Khamenei has been recently quoted as saying Iran "will never pursue nuclear weapons," according to the Post. 

Iranian officials have repeatedly claimed the program is strictly designed as a civilian energy program. 

However, the Iranian leader has also said the country will hit back if the United States or its allies attempt to take military action against the country's nuclear facilities. 

“Against an attack by enemies — to defend ourselves either against the U.S. or Zionist regime — we will attack them on the same level that they attack us,” he told the Associated Press on March 20. 

Tehran continues to deny access to their facilities to nuclear inspectors from the International Atomic Energy Agency. 
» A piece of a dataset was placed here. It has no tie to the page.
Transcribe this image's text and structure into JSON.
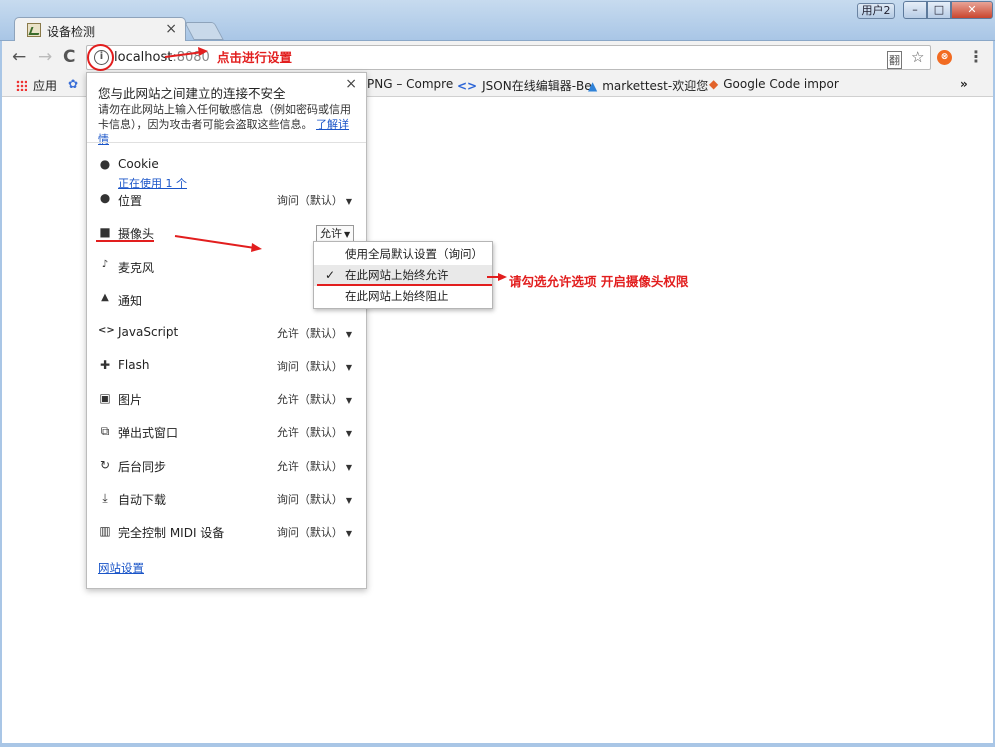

That lack of access has raised suspicions over Iran's true intentions for its nuclear program. 

In February, Defense Secretary Leon Panetta told members of the House Appropriations defense subcommittee that intelligence shows that Iran has yet to transition its nuclear program into a full-fledged weapons program. 

"That is the red line," Panetta told subcommittee members during the February 16 hearing. 
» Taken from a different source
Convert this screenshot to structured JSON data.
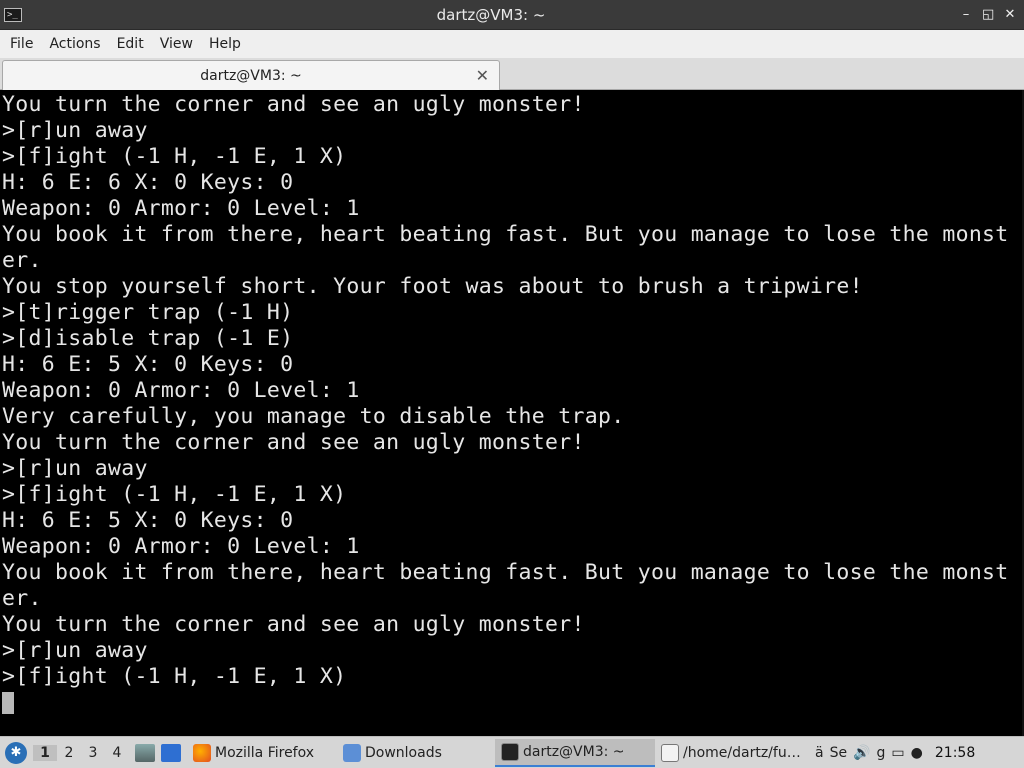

The United States has already implemented numerous diplomatic and economic sanctions to persuade Iran into complying with IAEA inspectors prior to the administration's latest offer. 
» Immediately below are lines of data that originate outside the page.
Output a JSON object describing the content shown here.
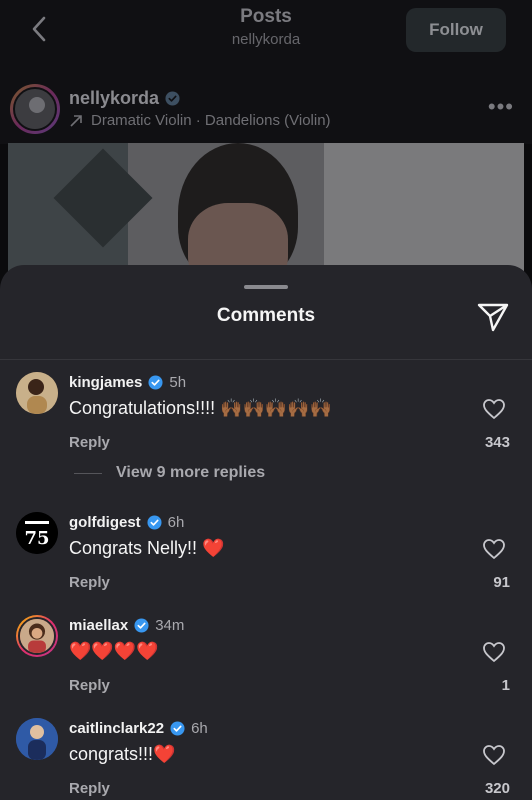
{
  "header": {
    "title": "Posts",
    "subtitle": "nellykorda",
    "follow_label": "Follow"
  },
  "post": {
    "username": "nellykorda",
    "audio": "Dramatic Violin · Dandelions (Violin)"
  },
  "sheet": {
    "title": "Comments"
  },
  "comments": [
    {
      "user": "kingjames",
      "time": "5h",
      "text": "Congratulations!!!! 🙌🏾🙌🏾🙌🏾🙌🏾🙌🏾",
      "reply": "Reply",
      "likes": "343"
    },
    {
      "user": "golfdigest",
      "time": "6h",
      "text": "Congrats Nelly!! ❤️",
      "reply": "Reply",
      "likes": "91"
    },
    {
      "user": "miaellax",
      "time": "34m",
      "text": "❤️❤️❤️❤️",
      "reply": "Reply",
      "likes": "1"
    },
    {
      "user": "caitlinclark22",
      "time": "6h",
      "text": "congrats!!!❤️",
      "reply": "Reply",
      "likes": "320"
    }
  ],
  "more_replies": "View 9 more replies",
  "colors": {
    "verified": "#3897f0",
    "accent_heart": "#ff3040"
  }
}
However, Tehran continues to keep the nuclear program under tight wraps. 

News of the White House's offer comes weeks before negotiations between Iran and the P5+1 group — the five United Nations Security Council members plus Germany -- over Tehran's nuclear efforts are scheduled to begin. 

Iran last held talks with the six world powers in January 2011 with no results.

The upcoming talks have already hit a snag when a top Iranian lawmaker shot down plans to hold nuclear talks in Turkey. 

"Iranian officials are not interested in Turkey as the host," Alaeddin Boroujerdi, head of a key foreign policy committee in Iran's parliament, was quoted as saying in the independent Etemad newspaper on Thursday. 

Secretary of State Hillary Clinton announced over the weekend that Istanbul would host the talks, which are scheduled for April 14-15. Istanbul was the site of the previous round of talks in 2011.